  • Jason Alan – PHATE

    Beautifully put John. I agree with the vast majority of what you’re saying. The biggest point being that Tolkien himself, by the time The Lord of the Rings came out, would have interpreted the Hobbit even more differently than he ended up doing, in such a way to tie it closer together with Rings. I’m fine with Jackson more obviously planting the seeds of Sauron’s ascension in the movies, too, and thought the scenes at Rivendell were beautiful, as well as giving a glimpse of what was to come. It was interesting that a “weaker” Gandalf took the signs more seriously than his noble counterparts, elvish or otherwise. There’s some deviations that leave me head scratching, some story decisions in the movies that I felt might have been unnecessary, (I thought it would have been neat to see Aragorn wielding the broken sword from the beginning, but I suppose I understand the dramatic decision to give it to him in the return of the king) but overall, in the grand scheme of things, we’re very lucky to have gotten these movies made, and for them to so richly capture the sights, sounds, and general atmosphere of Tolkien’s work. For my part, I just enjoy the heck out of em….

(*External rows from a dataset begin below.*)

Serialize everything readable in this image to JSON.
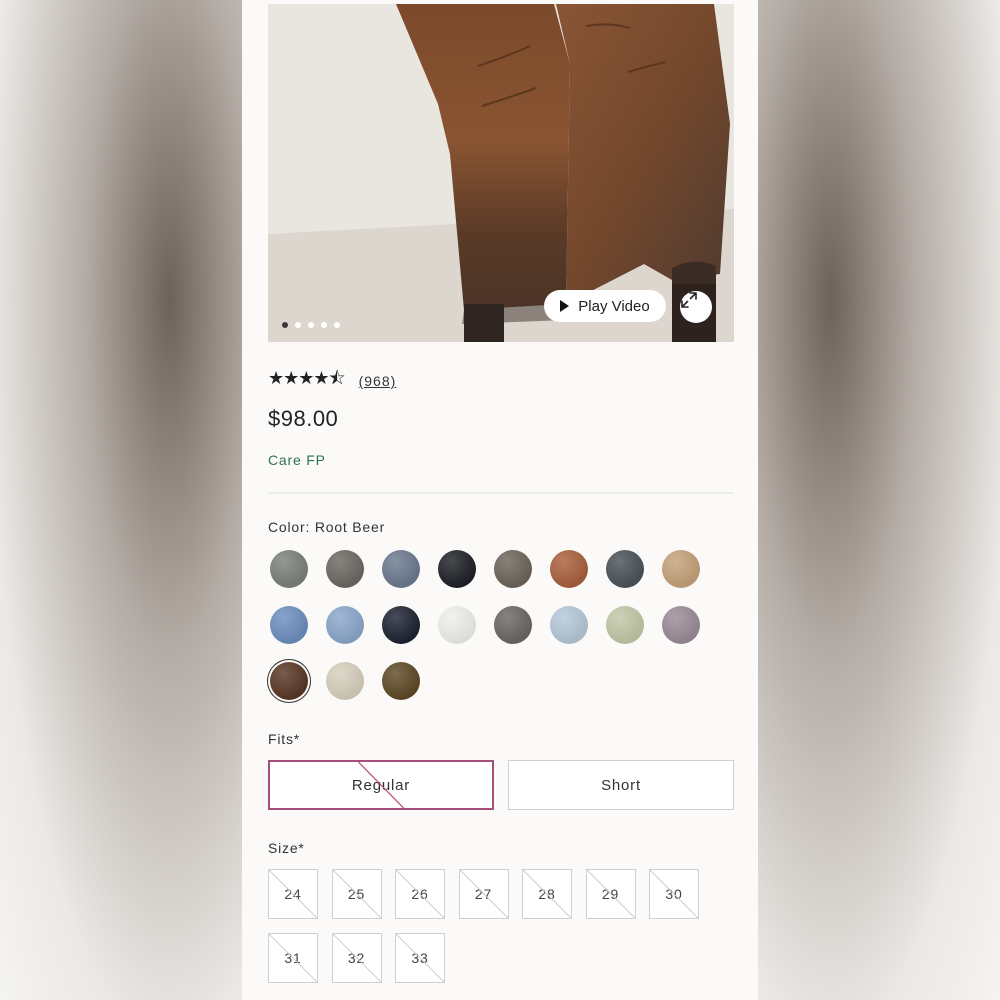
{
  "hero": {
    "play_label": "Play Video",
    "dots": 5,
    "active_dot": 0
  },
  "rating": {
    "stars": "★★★★⯪",
    "value": 4.5,
    "count": "(968)"
  },
  "price": "$98.00",
  "care_link": "Care FP",
  "color": {
    "label": "Color: Root Beer",
    "swatches": [
      "#7b817a",
      "#6d6863",
      "#6c7a8f",
      "#1f2127",
      "#6e655b",
      "#a9603d",
      "#4b5359",
      "#c5a27a",
      "#6c8fbf",
      "#8ba7cc",
      "#1f2433",
      "#efefec",
      "#6a6866",
      "#b5c8d8",
      "#c2c8a8",
      "#9a8c97",
      "#5a3726",
      "#d6d0bd",
      "#5f4a26"
    ],
    "selected_index": 16
  },
  "fits": {
    "label": "Fits*",
    "options": [
      "Regular",
      "Short"
    ]
  },
  "size": {
    "label": "Size*",
    "options": [
      "24",
      "25",
      "26",
      "27",
      "28",
      "29",
      "30",
      "31",
      "32",
      "33"
    ]
  }
}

  • Jason R Jones

    Agreed. Despite my inner voice crying out “why?” as to many things that were altered and added to make this into a trilogy, I was still there at the midnight showing on Thursday. I still wandered home at 325am. I would rather have them on the big screen than have nothing to see at all. I was furious to see Legolas in the previews…but, the parts and action scenes he was in were worth every second. Elvish/Dwarvish romance….ugh…but I suppose out on set, for months and years…umm..anything can happen? Still worth the humor and fun of the story…anyway you cut it.


  • victorialadybug

    I agree with this article. I have my quibbles with certain aspects of the films but all in all I trusted Peter Jackson from the beginning to deliver and he did. I love Jackson’s interpretations of Tolkien’s work. It’s a great way for non-Tolkien fans to understand the man’s work and connect with his stories. All we had before were cheesy, animated films that only served to damage Tolkien’s reputation as a writer in the eyes of the uninitiated, in my opinion. I know people who saw parts of those films and thought something was seriously wrong with me for liking his books.

    Now that some of these same people have seen Peter Jackson’s films, they finally get it. Peter Jackson has done what most other directors could not and did not want to do – make this work accessible to many. For those that want real Tolkien – there are always the books and nothing replaces those.

  • Jason Alan – PHATE

    Did anyone notice, though, the similarities in Jackson’s Fellowship to the Ralph Bakshi 80-81 version?? I swear the scene when Frodo first sees a dark rider outside of the Shire, it’s nearly identical to the one in the cartoon version, eerily so. There were a couple other shots I thought, man, that’s directly from Ralph’s version! Ha, I’m not accusing Jackson of “stealing” scenes, he had all the firepower to make his anyway he wanted and did a tremendous job, but there’s a couple scenes that look exaaaaactly the same…

  • Morwen Blaisdale

    The Bakshi movie was fun. I loved it at the time. It never caught on because I would guess in between the time he optioned it and got started and the time it hit theatres, the hippy zeitgeist of the early 70s had given way to disco and Reagan and nobody wanted myth and legend. The mainstreaming of fantasy with DnD changed all that and people eat up Tolkien now- and not just the history and RPG people.